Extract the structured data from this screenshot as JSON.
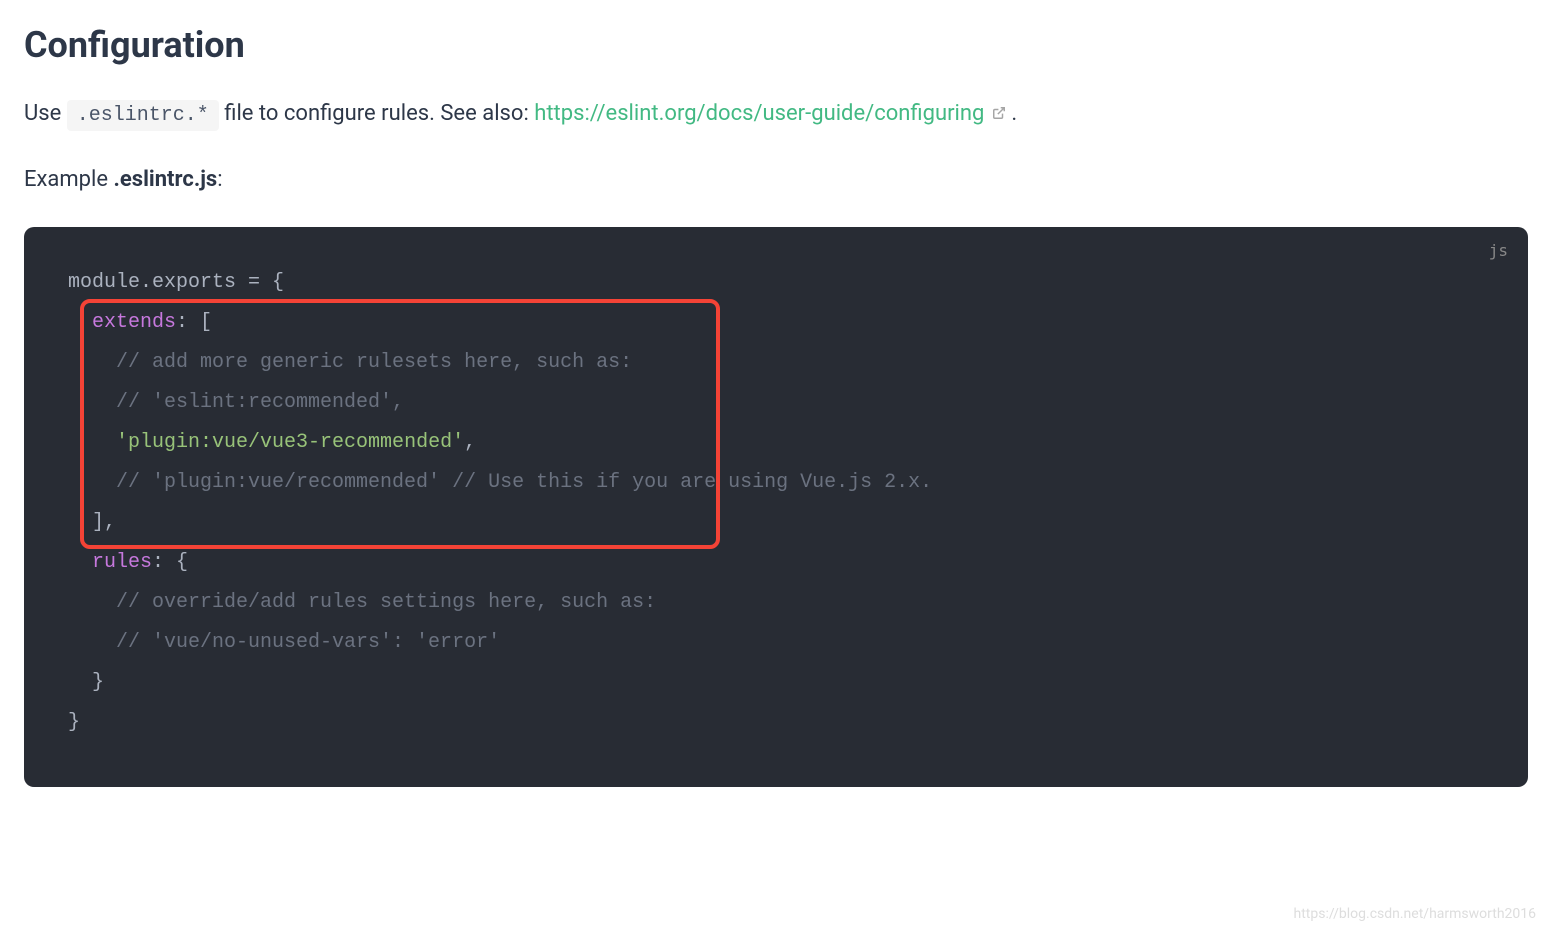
{
  "heading": "Configuration",
  "intro": {
    "prefix": "Use ",
    "code": ".eslintrc.*",
    "middle": " file to configure rules. See also: ",
    "link_text": "https://eslint.org/docs/user-guide/configuring",
    "suffix": " ."
  },
  "example": {
    "prefix": "Example ",
    "filename": ".eslintrc.js",
    "suffix": ":"
  },
  "code_lang": "js",
  "code": {
    "l1_a": "module",
    "l1_b": ".",
    "l1_c": "exports ",
    "l1_d": "= {",
    "l2_a": "  extends",
    "l2_b": ": [",
    "l3": "    // add more generic rulesets here, such as:",
    "l4": "    // 'eslint:recommended',",
    "l5_a": "    ",
    "l5_b": "'plugin:vue/vue3-recommended'",
    "l5_c": ",",
    "l6": "    // 'plugin:vue/recommended' // Use this if you are using Vue.js 2.x.",
    "l7": "  ],",
    "l8_a": "  rules",
    "l8_b": ": {",
    "l9": "    // override/add rules settings here, such as:",
    "l10": "    // 'vue/no-unused-vars': 'error'",
    "l11": "  }",
    "l12": "}"
  },
  "watermark": "https://blog.csdn.net/harmsworth2016"
}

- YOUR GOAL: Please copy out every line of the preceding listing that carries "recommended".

- EXERCISE SOLUTION:
    "l4": "    // 'eslint:recommended',",
    "l5_b": "'plugin:vue/vue3-recommended'",
    "l6": "    // 'plugin:vue/recommended' // Use this if you are using Vue.js 2.x.",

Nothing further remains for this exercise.